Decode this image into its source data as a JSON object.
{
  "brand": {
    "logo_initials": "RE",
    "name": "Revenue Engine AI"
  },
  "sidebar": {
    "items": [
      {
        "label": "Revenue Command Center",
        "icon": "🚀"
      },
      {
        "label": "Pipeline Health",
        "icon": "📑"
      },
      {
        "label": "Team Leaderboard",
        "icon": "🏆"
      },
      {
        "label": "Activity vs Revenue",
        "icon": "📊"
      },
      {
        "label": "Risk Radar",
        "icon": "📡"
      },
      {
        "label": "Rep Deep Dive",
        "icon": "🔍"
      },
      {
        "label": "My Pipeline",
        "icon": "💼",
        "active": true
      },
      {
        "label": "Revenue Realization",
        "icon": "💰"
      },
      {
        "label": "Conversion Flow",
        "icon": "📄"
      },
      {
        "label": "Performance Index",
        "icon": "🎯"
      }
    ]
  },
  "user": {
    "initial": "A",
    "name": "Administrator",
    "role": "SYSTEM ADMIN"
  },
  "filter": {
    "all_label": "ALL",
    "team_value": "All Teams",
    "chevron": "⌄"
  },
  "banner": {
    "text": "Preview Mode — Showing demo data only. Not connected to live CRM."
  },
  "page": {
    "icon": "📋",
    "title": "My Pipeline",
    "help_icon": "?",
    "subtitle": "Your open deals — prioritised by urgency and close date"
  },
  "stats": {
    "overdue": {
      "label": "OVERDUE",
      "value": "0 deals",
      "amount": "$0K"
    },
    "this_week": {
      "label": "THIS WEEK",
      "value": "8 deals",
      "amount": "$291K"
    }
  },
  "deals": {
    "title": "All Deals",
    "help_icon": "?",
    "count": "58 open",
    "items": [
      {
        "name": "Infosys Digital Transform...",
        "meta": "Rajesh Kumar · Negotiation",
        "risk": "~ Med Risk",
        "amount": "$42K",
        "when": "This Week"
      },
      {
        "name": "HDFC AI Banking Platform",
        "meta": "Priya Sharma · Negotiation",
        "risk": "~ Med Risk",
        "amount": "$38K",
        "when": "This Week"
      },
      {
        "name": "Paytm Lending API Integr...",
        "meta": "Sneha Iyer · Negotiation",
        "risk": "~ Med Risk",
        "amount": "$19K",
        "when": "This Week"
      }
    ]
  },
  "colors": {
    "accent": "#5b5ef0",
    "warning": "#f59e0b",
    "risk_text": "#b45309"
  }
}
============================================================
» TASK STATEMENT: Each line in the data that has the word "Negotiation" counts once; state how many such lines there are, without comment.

» FINAL ANSWER: 3